Your assignment
Pull each line with the string "Enter" from the entries.
━━━━━ Given data
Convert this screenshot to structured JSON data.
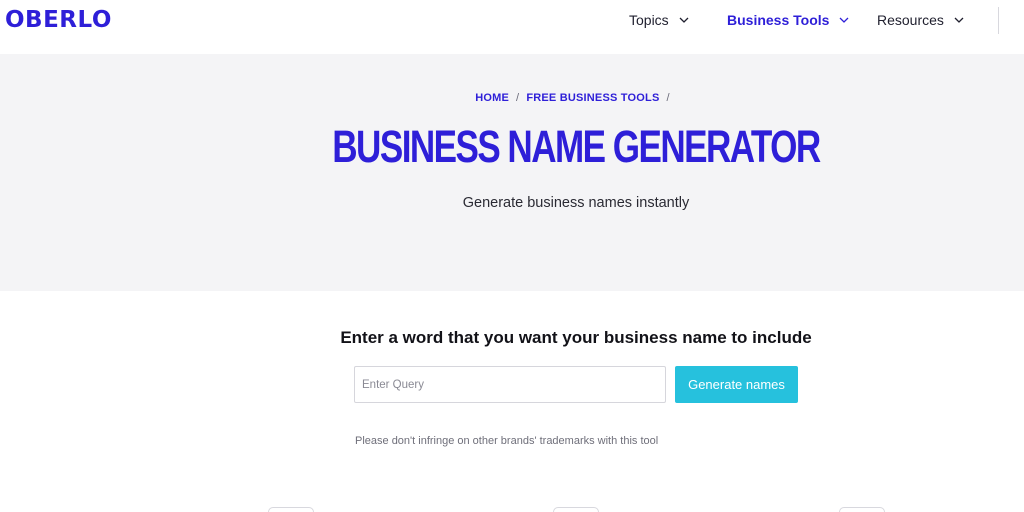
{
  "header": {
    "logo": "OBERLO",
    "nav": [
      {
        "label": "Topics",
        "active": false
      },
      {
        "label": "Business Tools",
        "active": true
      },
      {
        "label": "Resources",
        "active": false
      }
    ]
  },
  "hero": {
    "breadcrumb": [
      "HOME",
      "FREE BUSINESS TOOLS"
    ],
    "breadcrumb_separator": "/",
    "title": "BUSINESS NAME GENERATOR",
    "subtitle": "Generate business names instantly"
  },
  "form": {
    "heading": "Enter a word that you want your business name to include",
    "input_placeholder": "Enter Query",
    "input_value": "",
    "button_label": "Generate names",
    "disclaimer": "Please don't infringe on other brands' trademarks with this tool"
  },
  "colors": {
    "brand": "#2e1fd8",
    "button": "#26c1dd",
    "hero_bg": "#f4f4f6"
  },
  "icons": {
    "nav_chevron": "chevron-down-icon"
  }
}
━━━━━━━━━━
Response box
    "heading": "Enter a word that you want your business name to include",
    "input_placeholder": "Enter Query",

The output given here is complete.